--- Records for the task ---

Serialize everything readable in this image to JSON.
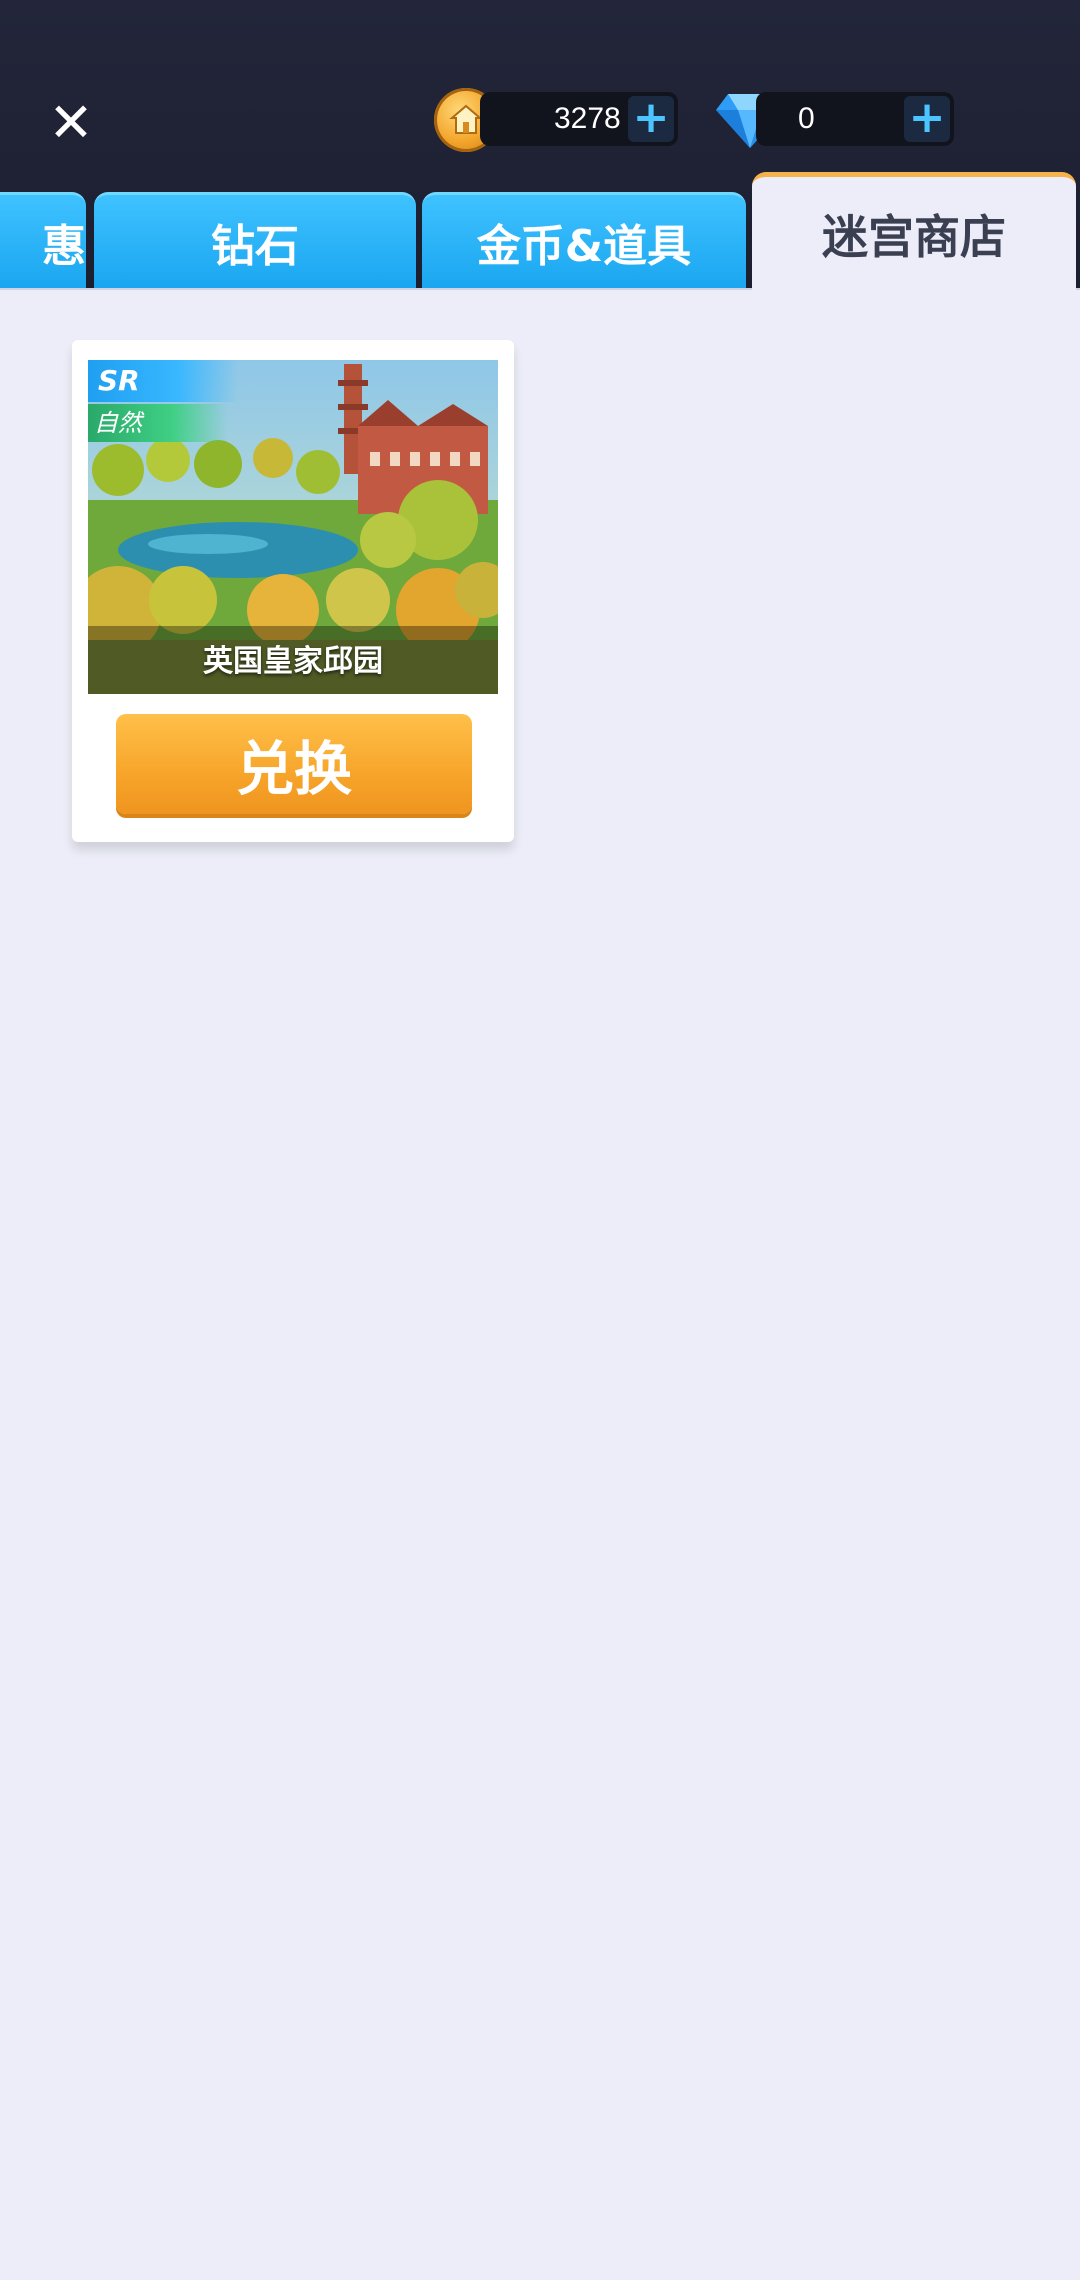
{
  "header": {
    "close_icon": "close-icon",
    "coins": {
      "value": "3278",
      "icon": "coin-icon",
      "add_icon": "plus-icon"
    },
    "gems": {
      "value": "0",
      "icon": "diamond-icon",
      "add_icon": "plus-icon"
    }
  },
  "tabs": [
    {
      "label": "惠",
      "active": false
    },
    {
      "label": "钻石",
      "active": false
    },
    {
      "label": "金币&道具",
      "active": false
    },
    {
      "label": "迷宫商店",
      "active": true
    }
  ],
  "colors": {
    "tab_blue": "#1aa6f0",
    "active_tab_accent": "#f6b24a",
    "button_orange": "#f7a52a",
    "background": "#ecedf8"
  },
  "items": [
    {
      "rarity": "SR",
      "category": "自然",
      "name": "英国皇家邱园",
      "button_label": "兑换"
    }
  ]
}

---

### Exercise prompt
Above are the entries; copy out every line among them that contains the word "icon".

### Output below
    "close_icon": "close-icon",
      "icon": "coin-icon",
      "add_icon": "plus-icon"
      "icon": "diamond-icon",
      "add_icon": "plus-icon"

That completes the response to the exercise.